**Exercise inputs**

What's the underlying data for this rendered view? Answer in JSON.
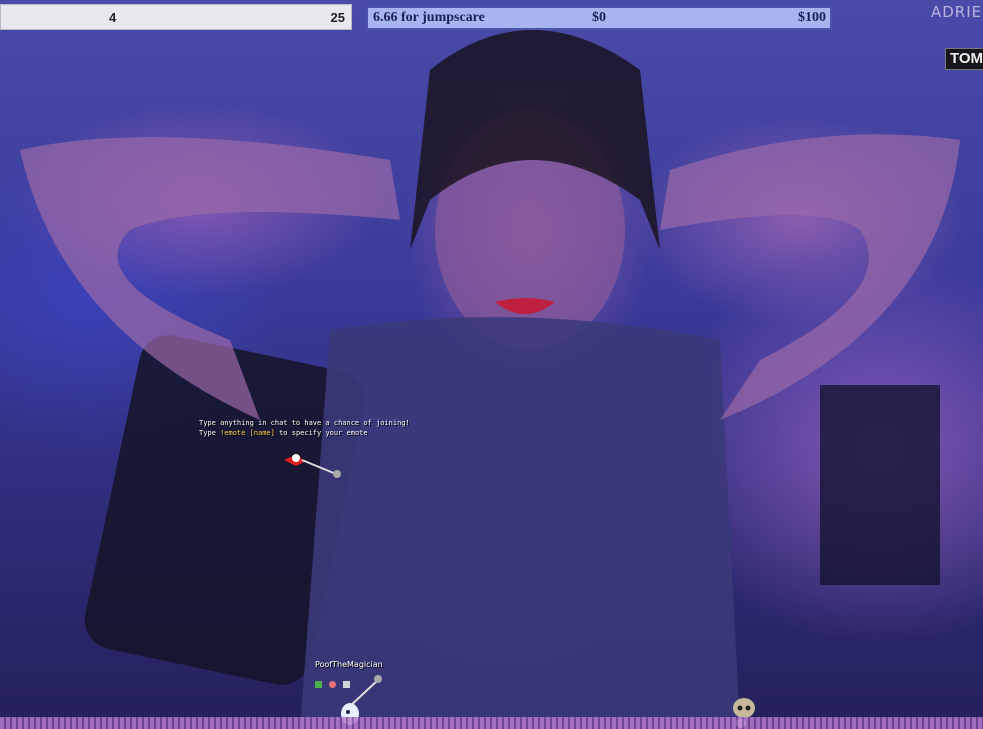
{
  "score_bar": {
    "left_value": "4",
    "right_value": "25"
  },
  "donation_bar": {
    "label": "6.66 for jumpscare",
    "current": "$0",
    "goal": "$100"
  },
  "corner": {
    "streamer_name": "ADRIE",
    "badge": "TOM"
  },
  "game": {
    "line1": "Type anything in chat to have a chance of joining!",
    "line2_prefix": "Type ",
    "line2_command": "!emote [name]",
    "line2_suffix": " to specify your emote",
    "player_name": "PoofTheMagician"
  },
  "colors": {
    "donation_bar_fill": "#a8b4f0",
    "donation_bar_border": "#4b54a8",
    "command_highlight": "#ffd44a",
    "equalizer": "#b77ad0"
  }
}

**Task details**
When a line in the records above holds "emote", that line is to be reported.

**Solved exercise**
    "line2_command": "!emote [name]",
    "line2_suffix": " to specify your emote",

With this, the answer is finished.